Return each line of the records holding the string "image".

Dataset rows for apps and sites:
══════════════════════════════
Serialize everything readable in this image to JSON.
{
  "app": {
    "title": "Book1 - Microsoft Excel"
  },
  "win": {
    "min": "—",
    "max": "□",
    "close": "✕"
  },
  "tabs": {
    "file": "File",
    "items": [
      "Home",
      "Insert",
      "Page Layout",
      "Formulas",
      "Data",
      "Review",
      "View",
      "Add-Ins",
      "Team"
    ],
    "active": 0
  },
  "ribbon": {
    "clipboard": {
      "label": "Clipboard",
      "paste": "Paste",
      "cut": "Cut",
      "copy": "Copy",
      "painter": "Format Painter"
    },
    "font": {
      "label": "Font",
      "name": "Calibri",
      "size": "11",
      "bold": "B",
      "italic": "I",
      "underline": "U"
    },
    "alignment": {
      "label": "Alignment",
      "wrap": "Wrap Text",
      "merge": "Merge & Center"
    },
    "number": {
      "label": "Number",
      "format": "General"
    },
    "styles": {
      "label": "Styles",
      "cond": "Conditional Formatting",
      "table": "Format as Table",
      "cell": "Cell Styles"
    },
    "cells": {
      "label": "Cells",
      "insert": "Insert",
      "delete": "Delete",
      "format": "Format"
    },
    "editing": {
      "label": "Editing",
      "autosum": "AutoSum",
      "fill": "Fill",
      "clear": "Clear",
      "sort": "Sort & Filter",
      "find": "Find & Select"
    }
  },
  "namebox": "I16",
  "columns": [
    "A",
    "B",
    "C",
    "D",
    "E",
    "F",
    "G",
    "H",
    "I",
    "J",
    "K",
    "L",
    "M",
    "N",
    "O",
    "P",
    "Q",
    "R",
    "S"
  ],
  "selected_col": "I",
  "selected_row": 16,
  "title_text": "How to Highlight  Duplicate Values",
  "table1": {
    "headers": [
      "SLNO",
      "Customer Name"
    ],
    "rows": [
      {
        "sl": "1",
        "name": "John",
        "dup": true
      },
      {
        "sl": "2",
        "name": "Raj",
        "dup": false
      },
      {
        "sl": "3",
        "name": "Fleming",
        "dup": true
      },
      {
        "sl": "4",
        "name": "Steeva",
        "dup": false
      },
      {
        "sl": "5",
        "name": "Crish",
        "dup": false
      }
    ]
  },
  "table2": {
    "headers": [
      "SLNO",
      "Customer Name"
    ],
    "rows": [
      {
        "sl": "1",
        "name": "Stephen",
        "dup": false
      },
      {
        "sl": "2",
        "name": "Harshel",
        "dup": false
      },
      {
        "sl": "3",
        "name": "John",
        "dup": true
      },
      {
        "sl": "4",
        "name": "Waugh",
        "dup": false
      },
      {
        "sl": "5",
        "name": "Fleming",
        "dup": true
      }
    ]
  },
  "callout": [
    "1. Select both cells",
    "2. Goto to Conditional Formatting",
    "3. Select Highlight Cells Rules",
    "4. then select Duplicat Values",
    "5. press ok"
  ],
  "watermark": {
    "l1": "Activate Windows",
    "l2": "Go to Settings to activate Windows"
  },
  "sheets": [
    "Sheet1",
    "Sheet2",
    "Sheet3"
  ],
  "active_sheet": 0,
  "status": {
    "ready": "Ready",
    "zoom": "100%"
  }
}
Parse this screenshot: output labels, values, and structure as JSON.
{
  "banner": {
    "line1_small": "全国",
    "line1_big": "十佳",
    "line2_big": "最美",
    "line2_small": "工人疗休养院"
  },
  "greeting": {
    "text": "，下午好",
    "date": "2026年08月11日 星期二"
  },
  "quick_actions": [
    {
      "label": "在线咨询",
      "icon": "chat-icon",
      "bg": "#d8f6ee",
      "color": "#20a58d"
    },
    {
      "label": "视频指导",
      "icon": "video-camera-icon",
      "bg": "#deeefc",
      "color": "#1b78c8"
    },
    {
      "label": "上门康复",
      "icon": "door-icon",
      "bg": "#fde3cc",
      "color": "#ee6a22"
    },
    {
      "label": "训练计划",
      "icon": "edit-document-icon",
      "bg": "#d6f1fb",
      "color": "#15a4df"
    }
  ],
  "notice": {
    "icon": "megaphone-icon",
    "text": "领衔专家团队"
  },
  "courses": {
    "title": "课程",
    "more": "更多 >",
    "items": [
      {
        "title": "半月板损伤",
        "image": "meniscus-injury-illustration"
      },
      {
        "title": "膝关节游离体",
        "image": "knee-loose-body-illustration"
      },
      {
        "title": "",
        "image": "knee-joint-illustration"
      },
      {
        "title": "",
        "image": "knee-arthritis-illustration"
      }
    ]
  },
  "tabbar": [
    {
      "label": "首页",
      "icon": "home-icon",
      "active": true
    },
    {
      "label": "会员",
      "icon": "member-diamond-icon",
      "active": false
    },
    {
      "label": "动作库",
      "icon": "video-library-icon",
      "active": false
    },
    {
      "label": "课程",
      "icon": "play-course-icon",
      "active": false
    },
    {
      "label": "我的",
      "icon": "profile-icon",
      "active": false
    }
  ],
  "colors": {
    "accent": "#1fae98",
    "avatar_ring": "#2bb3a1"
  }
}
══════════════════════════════
■ Expected answer ■
Serialize everything readable in this image to JSON.
        "image": "meniscus-injury-illustration"
        "image": "knee-loose-body-illustration"
        "image": "knee-joint-illustration"
        "image": "knee-arthritis-illustration"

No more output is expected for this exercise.